PROVIDED DATA
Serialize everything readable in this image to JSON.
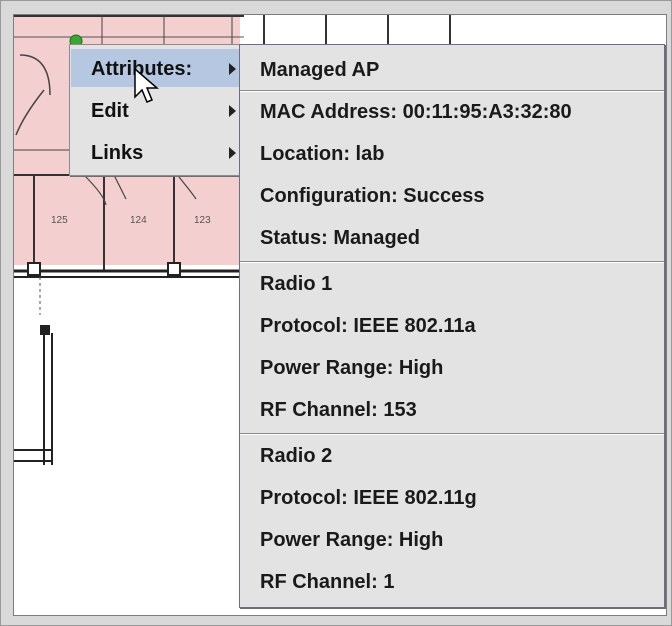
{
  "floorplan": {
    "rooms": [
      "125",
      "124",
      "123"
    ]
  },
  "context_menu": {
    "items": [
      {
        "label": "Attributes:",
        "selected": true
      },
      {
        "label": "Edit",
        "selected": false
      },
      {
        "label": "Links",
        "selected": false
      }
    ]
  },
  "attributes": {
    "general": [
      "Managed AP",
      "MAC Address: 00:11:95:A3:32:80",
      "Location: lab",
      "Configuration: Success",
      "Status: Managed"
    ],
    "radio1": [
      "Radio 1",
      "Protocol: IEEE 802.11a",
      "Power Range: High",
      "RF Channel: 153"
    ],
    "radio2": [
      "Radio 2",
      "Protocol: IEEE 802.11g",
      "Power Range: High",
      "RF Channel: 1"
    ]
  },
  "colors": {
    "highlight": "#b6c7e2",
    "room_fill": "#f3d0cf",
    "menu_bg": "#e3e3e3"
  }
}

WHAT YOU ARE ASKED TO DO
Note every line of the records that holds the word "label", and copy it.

SOLUTION FOR THIS PROBLEM
        "label": "Attributes:",
        "label": "Edit",
        "label": "Links",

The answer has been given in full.